In fact, Jaguar scored the highest ever since the 20-year-old survey was redesigned in 2001, J.D. Power reported yesterday. The annual benchmark was based on responses from 42,218 new-vehicle buyers and measures satisfaction based on the dealership facility, salesperson, paperwork/financing process, vehicle price and delivery process.
Cadillac moved from fifth place last year to second, while Porsche and Lincoln tied for third. GM's Saturn division tied with Lexus for fifth place. Saturn was the only non-premium nameplate to rank in the top five.
Tom Gauer, senior director of auto retail research at J.D. Power, said Jaguar scored exceptionally well in terms of its salespeople.
"They are in tune with needs and expectations of customers, as are their finance personnel. Consumers say they show concern for budget, for offering the best vehicle for a customer's needs," he said.

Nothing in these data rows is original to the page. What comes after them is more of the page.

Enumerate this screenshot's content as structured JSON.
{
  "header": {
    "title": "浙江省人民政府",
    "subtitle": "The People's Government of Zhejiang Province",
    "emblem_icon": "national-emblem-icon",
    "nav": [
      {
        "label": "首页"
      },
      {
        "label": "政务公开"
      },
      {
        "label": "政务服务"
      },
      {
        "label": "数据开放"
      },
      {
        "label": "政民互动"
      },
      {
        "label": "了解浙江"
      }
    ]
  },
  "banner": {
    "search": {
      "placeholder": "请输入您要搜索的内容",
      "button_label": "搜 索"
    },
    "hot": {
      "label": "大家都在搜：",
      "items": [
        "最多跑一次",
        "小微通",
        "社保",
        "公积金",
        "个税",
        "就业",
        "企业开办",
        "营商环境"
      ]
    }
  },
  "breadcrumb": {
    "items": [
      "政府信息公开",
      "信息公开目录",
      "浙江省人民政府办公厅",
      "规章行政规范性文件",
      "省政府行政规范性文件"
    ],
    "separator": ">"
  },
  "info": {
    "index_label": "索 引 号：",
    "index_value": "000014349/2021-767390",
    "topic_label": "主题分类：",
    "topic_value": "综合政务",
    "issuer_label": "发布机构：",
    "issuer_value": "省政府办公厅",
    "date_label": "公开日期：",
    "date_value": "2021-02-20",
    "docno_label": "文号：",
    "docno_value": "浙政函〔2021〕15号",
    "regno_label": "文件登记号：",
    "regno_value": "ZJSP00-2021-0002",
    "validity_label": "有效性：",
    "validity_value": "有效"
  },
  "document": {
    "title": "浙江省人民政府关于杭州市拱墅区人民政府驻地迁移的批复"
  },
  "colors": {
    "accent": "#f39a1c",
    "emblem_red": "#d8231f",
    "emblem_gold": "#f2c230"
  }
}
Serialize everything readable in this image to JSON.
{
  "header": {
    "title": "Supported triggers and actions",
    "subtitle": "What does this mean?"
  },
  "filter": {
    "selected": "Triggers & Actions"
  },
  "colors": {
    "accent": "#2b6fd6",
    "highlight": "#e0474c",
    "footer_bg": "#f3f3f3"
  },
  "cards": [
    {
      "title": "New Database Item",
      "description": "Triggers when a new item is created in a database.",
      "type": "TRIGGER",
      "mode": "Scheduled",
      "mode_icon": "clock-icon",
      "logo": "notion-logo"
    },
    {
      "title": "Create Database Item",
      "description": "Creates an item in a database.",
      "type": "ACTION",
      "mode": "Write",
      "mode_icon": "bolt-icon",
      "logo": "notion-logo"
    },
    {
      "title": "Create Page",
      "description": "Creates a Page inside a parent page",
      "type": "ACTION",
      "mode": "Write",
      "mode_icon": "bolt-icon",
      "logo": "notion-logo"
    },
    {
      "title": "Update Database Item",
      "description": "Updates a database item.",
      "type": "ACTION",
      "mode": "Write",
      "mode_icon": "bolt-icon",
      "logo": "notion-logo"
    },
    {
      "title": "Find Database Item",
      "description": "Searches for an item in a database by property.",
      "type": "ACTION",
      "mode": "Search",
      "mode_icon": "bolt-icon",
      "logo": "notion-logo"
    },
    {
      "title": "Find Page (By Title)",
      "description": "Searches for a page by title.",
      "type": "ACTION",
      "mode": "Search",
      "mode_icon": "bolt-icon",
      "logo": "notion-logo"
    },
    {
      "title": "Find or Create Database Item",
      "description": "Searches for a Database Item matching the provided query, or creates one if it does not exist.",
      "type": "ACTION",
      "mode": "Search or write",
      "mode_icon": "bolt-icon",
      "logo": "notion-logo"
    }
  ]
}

Porsche scored well for dealership-facility measures--which is not a surprise, since the company engaged on a national retail facility upgrade in 2003.
Lexus dropped to fifth place from second place in 2005, although their performance score is virtually identical to last year's.

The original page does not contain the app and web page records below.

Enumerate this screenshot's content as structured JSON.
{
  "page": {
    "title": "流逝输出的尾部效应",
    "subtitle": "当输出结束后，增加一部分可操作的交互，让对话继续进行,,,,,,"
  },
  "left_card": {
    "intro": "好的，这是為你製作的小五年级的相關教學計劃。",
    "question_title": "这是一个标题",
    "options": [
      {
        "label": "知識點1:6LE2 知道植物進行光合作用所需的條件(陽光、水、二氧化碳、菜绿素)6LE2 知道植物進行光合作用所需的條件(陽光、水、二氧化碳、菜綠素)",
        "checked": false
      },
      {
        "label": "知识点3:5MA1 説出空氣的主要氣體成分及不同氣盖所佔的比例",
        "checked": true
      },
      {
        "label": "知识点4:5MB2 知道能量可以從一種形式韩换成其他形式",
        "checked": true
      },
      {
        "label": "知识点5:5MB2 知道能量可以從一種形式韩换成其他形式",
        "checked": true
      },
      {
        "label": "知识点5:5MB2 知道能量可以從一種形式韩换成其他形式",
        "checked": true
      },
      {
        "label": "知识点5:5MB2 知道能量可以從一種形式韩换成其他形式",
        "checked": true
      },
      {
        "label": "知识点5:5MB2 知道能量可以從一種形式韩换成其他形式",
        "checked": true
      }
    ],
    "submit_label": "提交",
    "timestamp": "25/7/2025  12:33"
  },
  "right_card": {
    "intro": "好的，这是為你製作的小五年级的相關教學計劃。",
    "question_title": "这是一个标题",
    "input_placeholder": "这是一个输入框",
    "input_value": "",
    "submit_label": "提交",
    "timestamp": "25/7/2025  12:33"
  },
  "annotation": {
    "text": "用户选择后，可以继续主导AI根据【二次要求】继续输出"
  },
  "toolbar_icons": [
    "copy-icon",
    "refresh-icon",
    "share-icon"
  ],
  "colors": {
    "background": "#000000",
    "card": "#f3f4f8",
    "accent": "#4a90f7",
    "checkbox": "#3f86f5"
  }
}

"It is still very strong performance, but when you look at Jaguar, Cadillac, Lincoln and Porsche it comes back to same story we see again and again in the industry. If the overall industry continues to improve and you don't, you get left behind," Gauer said.

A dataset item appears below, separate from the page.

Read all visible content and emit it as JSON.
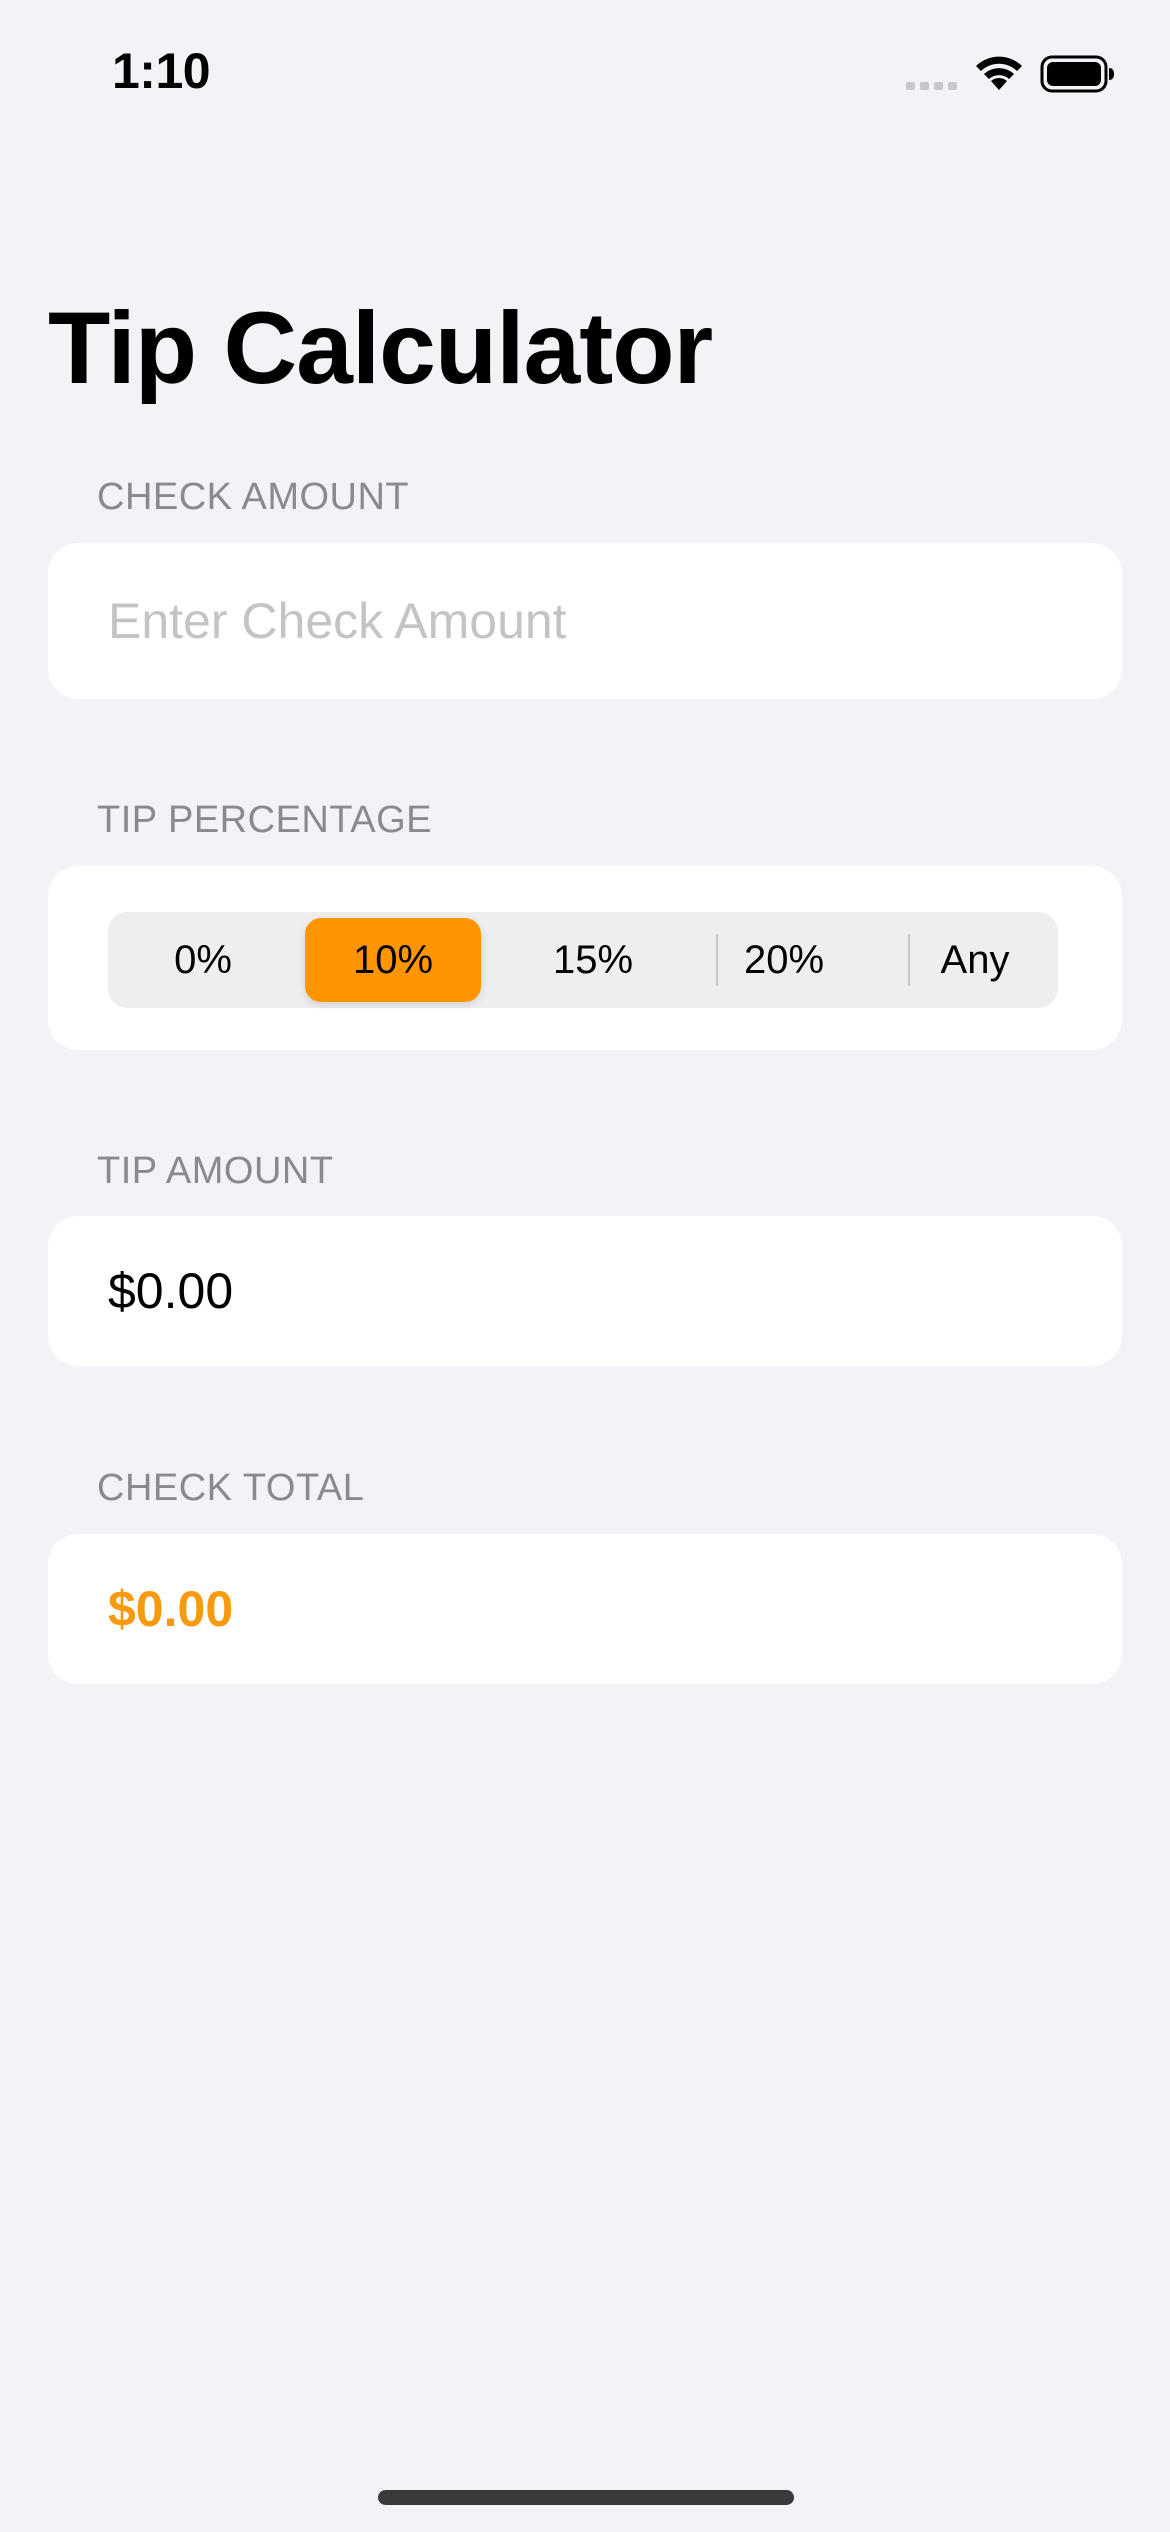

That's not likely to worry parent Toyota Motor Sales, since Lexus posted its best-ever sales month in October, and is currently the top luxury marque in the U.S. "Still," said Gauer, "It's something to be tuned in to."